NEW ORLEANS--In a phase I trial from M.D. Anderson Cancer Center, the chemopreventive agent difluorometh-ylornithine (DFMO) produced significant regression of cervical intraepithelial neoplasia (CIN) grade 3, Michele Follen Mitchell, MD, reported at the Society of Gynecologic Oncologists meeting.
DFMO is a suicide inhibitor of ornithine decarboxylase, a step along the polyamine synthesis chain to carcinogenesis, and is believed to be a strong antiprolif-erative agent. It has been used in the treatment of colon cancer.
The study included 30 patients treated for 30 days with one of four doses of DFMO in elixir form: 1.0, 0.5, 0.25, and 0.06 g/m²/day.
After treatment, the patients underwent biopsies for polyamine synthesis markers followed by loop electrosurgical excision of the cervix for complete his-topathologic study. Blood was drawn for red cell polyamine synthesis markers and serum ornithine and arginine levels. One patient was excluded from analysis, leaving 29 for evaluation.
Despite the short duration of treatment, five patients experienced a complete response, and 10 patients had a 50% response, showing regression of the lesion from CIN 3 to CIN 1 or 2. The DNA index confirmed the significance of the changes from pretreatment to post-treatment biopsies, Dr. Mitchell said.
While the classic polyamine markers were modulated, these changes were not significant, probably because of the small sample size, Dr. Mitchell said.
Tissue polyamine modulation, as measured by the spermidine/spermine ratio, on the other hand, was significantly changed at a DFMO dose of 1.0 g. Serum polyamine modulation, as measured by plasma arginine, was also significantly modulated at the 1.0 g dose.
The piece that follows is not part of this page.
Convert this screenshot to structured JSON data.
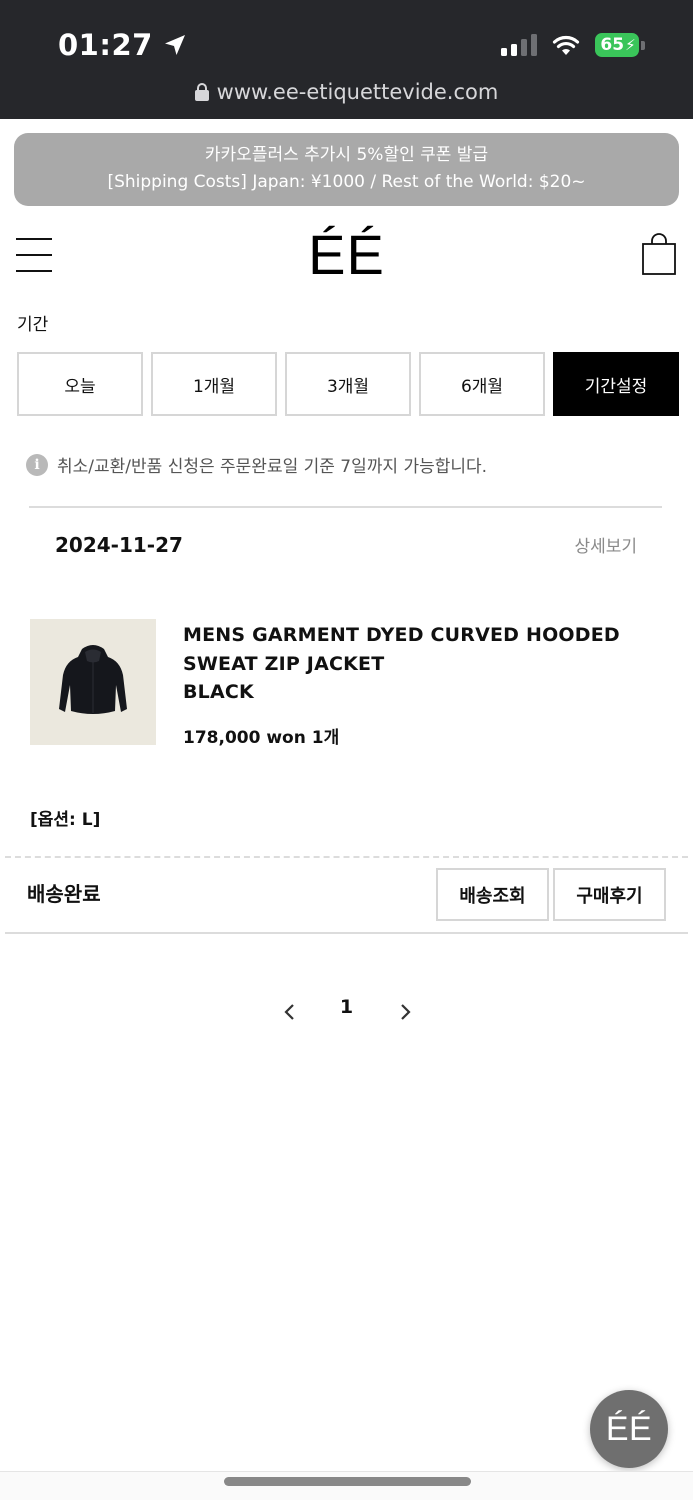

This suggests that parts of the polysynthesis chain were blocked, possibly impeding car-cinogenesis, she said.